Details, pleaseMonday, April 15th, 2013 by Gene Golovchinsky
At a PARC Forum a few years ago, I heard Marissa Mayer mention the work they did at Google to pick just the right shade of blue for link anchors to maximize click-through rates. It was an interesting, if somewhat bizarre, finding that shed more light on Google’s cognitive processes than on human ones. I suppose this stuff only really matters when you’re operating at Google scale, but normally the effect, even if statistically-significant, is practically meaningless. But I digress.
I am writing a paper in which I would like to cite this work. Where do I find it? I tried a few obvious searches in the ACM DL and found nothing.

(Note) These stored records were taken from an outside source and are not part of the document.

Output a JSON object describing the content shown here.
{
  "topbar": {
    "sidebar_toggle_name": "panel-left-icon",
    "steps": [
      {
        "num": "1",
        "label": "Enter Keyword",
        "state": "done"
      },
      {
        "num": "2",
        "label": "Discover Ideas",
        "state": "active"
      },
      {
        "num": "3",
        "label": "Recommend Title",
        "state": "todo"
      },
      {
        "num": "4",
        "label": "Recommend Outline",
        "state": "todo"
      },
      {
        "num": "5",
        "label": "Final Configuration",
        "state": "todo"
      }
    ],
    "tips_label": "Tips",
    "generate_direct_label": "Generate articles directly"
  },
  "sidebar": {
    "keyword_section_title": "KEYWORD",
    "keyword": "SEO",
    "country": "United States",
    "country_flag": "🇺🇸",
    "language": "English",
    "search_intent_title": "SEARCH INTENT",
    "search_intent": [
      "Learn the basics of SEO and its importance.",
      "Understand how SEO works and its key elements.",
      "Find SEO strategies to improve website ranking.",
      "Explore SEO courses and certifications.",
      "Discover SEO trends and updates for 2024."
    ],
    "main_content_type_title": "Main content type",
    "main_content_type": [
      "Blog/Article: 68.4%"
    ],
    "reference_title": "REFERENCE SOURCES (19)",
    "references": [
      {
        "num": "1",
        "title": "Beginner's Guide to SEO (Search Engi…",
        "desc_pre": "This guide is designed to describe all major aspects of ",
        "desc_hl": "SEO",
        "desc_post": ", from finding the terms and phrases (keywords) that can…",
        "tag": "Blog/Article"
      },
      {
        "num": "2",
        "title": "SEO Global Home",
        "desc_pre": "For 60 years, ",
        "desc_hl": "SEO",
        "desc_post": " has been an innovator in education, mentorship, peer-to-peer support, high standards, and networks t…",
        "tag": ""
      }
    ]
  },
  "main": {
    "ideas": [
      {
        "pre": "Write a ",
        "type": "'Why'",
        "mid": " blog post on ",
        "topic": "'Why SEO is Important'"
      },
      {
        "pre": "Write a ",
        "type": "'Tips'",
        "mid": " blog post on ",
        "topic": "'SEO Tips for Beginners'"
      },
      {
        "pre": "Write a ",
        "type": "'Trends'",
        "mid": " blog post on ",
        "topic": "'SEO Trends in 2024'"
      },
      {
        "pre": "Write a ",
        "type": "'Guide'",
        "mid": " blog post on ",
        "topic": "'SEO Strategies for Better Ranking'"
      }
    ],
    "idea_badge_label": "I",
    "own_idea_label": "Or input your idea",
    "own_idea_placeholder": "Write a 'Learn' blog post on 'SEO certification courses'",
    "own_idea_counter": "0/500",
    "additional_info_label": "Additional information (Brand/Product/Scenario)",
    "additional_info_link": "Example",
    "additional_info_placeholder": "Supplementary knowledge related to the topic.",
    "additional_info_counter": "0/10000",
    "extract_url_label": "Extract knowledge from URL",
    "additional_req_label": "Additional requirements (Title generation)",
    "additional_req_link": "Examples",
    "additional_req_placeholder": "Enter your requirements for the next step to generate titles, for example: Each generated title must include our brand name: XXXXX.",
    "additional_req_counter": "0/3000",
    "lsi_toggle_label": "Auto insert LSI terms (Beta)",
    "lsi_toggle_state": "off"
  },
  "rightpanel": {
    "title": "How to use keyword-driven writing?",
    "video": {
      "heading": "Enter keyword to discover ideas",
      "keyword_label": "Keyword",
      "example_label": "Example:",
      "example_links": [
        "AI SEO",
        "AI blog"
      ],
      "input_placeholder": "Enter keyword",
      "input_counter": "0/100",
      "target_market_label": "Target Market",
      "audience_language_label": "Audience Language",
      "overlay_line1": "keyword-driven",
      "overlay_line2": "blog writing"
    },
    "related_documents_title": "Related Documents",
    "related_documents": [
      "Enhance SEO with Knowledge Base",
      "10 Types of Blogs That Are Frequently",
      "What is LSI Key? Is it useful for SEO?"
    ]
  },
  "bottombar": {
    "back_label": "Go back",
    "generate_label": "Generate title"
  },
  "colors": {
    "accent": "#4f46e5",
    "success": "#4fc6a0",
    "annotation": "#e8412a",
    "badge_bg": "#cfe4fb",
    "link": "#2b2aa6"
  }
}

I searched in Google Scholar, and I believe I found a book chapter that cited a Guardian article from 2009, which mentioned this work. But that was last night, and today I cannot re-find that book chapter, either by searching or by examining my browsing history. The Guardian article is still open in a tab, so I am pretty sure I didn’t dream up the episode, but it is somewhat disconcerting that I cannot retrace my steps.

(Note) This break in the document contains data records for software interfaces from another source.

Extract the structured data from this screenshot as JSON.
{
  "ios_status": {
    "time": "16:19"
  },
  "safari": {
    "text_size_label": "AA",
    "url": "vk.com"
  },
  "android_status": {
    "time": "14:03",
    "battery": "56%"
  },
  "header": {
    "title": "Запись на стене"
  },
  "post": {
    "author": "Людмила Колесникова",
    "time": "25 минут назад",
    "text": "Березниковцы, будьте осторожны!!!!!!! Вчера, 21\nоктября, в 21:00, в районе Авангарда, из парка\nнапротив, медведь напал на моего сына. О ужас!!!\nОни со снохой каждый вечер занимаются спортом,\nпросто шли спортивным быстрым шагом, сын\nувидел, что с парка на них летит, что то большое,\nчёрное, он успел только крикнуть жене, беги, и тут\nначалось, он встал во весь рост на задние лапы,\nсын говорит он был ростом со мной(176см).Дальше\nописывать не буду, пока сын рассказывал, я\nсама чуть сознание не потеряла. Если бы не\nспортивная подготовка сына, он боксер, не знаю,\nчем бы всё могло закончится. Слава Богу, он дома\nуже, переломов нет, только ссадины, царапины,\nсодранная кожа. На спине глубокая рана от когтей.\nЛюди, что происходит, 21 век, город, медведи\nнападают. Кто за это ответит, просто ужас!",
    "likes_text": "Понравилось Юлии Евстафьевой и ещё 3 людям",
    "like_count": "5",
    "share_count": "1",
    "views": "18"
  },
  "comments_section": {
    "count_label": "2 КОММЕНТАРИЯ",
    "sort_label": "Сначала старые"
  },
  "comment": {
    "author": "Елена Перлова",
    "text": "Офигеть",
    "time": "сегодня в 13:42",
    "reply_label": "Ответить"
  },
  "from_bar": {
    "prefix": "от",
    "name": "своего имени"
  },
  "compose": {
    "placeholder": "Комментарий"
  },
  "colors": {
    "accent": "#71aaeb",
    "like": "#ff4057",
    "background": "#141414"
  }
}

I then resorted to tweeting out the question. So far, it’s been re-tweeted twice, but nobody has responded with any clues to follow up.
I feel like that proverbial programmer:
Once there was a programmer who had a problem that he thought he could solve with recursion. Now he had two problems.
Not only am no closer to discovering a suitably-documented description of Google’s experiments, but also I am at a loss about why I cannot re-find that book chapter.